The Advertising Standards Authority (ASA) is promoting its role as a guarantor of ‘legal, decent, honest and truthful’ adverts to rebuild the Scottish public‘s trust in advertising.
Developed with the Advertising Association’s (AA) Trust Working Group, the Scottish ad campaign features creative by The Leith Agency and brands such as Audi, Irn-Bru and Marmite.
What does the ASA’s campaign look like?
- The approach takes famous advertising campaigns and freshly interprets them to remind the public that all ads are fully regulated.
- Churchill’s ‘OOoh Yes‘, Mastercard’s ‘Priceless‘ and Marmite’s iconic ‘Love it or hate it‘ strapline have all been chosen for the national campaign.
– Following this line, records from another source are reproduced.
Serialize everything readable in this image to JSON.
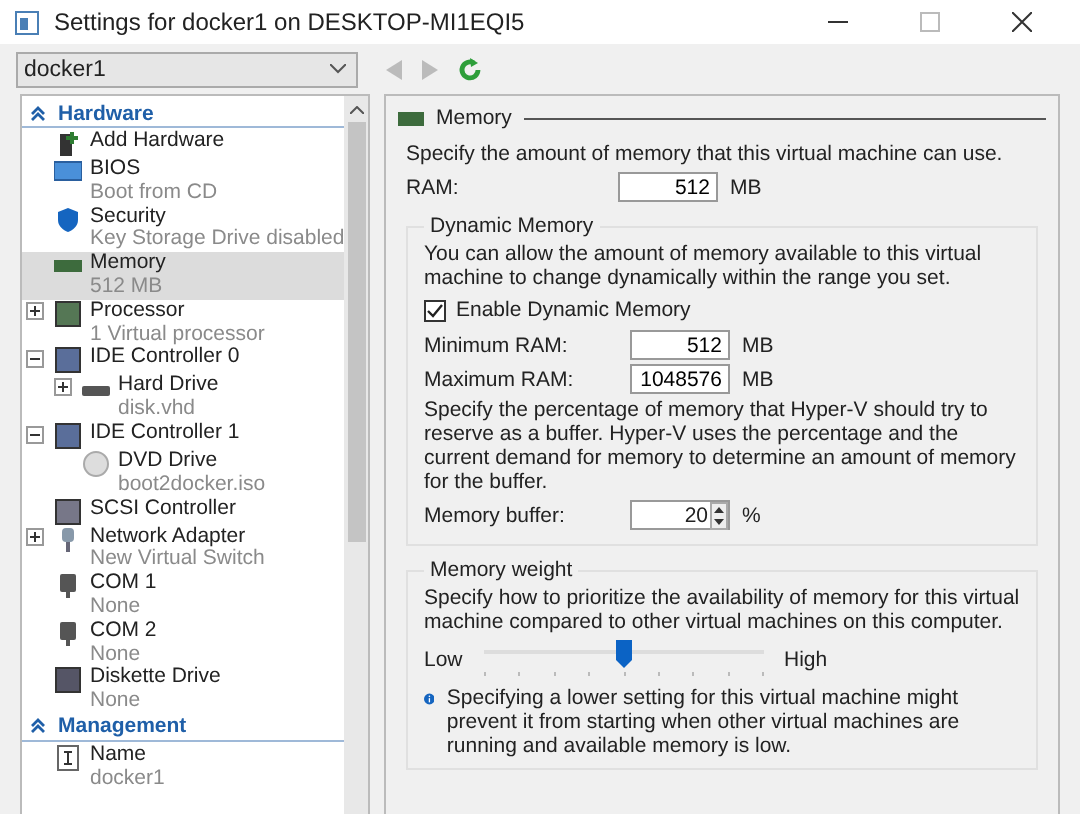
{
  "window": {
    "title": "Settings for docker1 on DESKTOP-MI1EQI5"
  },
  "vm_selector": {
    "value": "docker1"
  },
  "sidebar": {
    "sections": [
      {
        "title": "Hardware",
        "expanded": true,
        "items": [
          {
            "kind": "add",
            "label": "Add Hardware",
            "selected": false
          },
          {
            "kind": "bios",
            "label": "BIOS",
            "detail": "Boot from CD",
            "selected": false
          },
          {
            "kind": "security",
            "label": "Security",
            "detail": "Key Storage Drive disabled",
            "selected": false
          },
          {
            "kind": "memory",
            "label": "Memory",
            "detail": "512 MB",
            "selected": true
          },
          {
            "kind": "processor",
            "label": "Processor",
            "detail": "1 Virtual processor",
            "selected": false,
            "expanded": false
          },
          {
            "kind": "controller",
            "label": "IDE Controller 0",
            "selected": false,
            "expanded": true,
            "children": [
              {
                "kind": "disk",
                "label": "Hard Drive",
                "detail": "disk.vhd",
                "selected": false,
                "expanded": false
              }
            ]
          },
          {
            "kind": "controller",
            "label": "IDE Controller 1",
            "selected": false,
            "expanded": true,
            "children": [
              {
                "kind": "dvd",
                "label": "DVD Drive",
                "detail": "boot2docker.iso",
                "selected": false
              }
            ]
          },
          {
            "kind": "scsi",
            "label": "SCSI Controller",
            "selected": false
          },
          {
            "kind": "network",
            "label": "Network Adapter",
            "detail": "New Virtual Switch",
            "selected": false,
            "expanded": false
          },
          {
            "kind": "com",
            "label": "COM 1",
            "detail": "None",
            "selected": false
          },
          {
            "kind": "com",
            "label": "COM 2",
            "detail": "None",
            "selected": false
          },
          {
            "kind": "diskette",
            "label": "Diskette Drive",
            "detail": "None",
            "selected": false
          }
        ]
      },
      {
        "title": "Management",
        "expanded": true,
        "items": [
          {
            "kind": "name",
            "label": "Name",
            "detail": "docker1",
            "selected": false
          }
        ]
      }
    ]
  },
  "memory": {
    "title": "Memory",
    "intro": "Specify the amount of memory that this virtual machine can use.",
    "ram_label": "RAM:",
    "ram_value": "512",
    "ram_unit": "MB",
    "dynamic": {
      "title": "Dynamic Memory",
      "description": "You can allow the amount of memory available to this virtual machine to change dynamically within the range you set.",
      "enable_label": "Enable Dynamic Memory",
      "enabled": true,
      "min_label": "Minimum RAM:",
      "min_value": "512",
      "min_unit": "MB",
      "max_label": "Maximum RAM:",
      "max_value": "1048576",
      "max_unit": "MB",
      "buffer_description": "Specify the percentage of memory that Hyper-V should try to reserve as a buffer. Hyper-V uses the percentage and the current demand for memory to determine an amount of memory for the buffer.",
      "buffer_label": "Memory buffer:",
      "buffer_value": "20",
      "buffer_unit": "%"
    },
    "weight": {
      "title": "Memory weight",
      "description": "Specify how to prioritize the availability of memory for this virtual machine compared to other virtual machines on this computer.",
      "low_label": "Low",
      "high_label": "High",
      "level": 0.5,
      "note": "Specifying a lower setting for this virtual machine might prevent it from starting when other virtual machines are running and available memory is low."
    }
  }
}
- Chosen outlets include STV, Channel 4 and Sky; Global and Bauer radio stations; and outdoor, social and online display activity.
Why does it want to ‘rebuild trust’ in advertising?
AA chief executive Stephen Woodford said: “We know that strong awareness of the ASA as an effective regulator of advertising content correlates with public trust in advertising.“
Woodford continued: “The creative idea harnesses the power of some of Britain’s best-loved campaigns and is a tremendous demonstration of the industry support for our world-class self-regulatory system in the ASA and the creative strengths of the Scottish ad industry.“
Pre-campaign research among 1,138 Scottish adults and 1,396 Brits helped gauge awareness of the ASA which found awareness levels at 55% (slightly below the UK figure of 60%).
On the other hand, Scots are more clued-in on advertising complaint procedures, with 81% aware of the ASA‘s role - versus 79% for the UK as a whole.
The ASA is seeking to address a blind spot in public knowledge with just 33% aware that online ads and social media adverts are included in the regulators remit.
Overall it found 51% of adults trust the ASA, with just 6% being distrustful. Scots were a fraction more favourable in their views, with 54% being confident in the regulator.
Trust levels are markedly lower however, with trust in the ad industry as a whole and advertising specifically languishing at just 17 and 23%.
It was found that awareness of the ASA is linked to trust with 62% of those in the UK who said they were aware of the ASA trusted it, versus just 51% of those who were oblivious.
The ASA believes that trust in it is vital to boosting trust in the broader industry as 22% of UK people who trust the ASA also trust the ad industry, versus 17% who do not.
Equivalently positive sentiment towards ads is higher among those who trust the ASA, with 30% of UK people who trust the ASA also saying they trust ads.
The advertising industry has previously outlined a five-point plan to bolster trust by encouraging members to adhere to a voluntary code of practice and standards.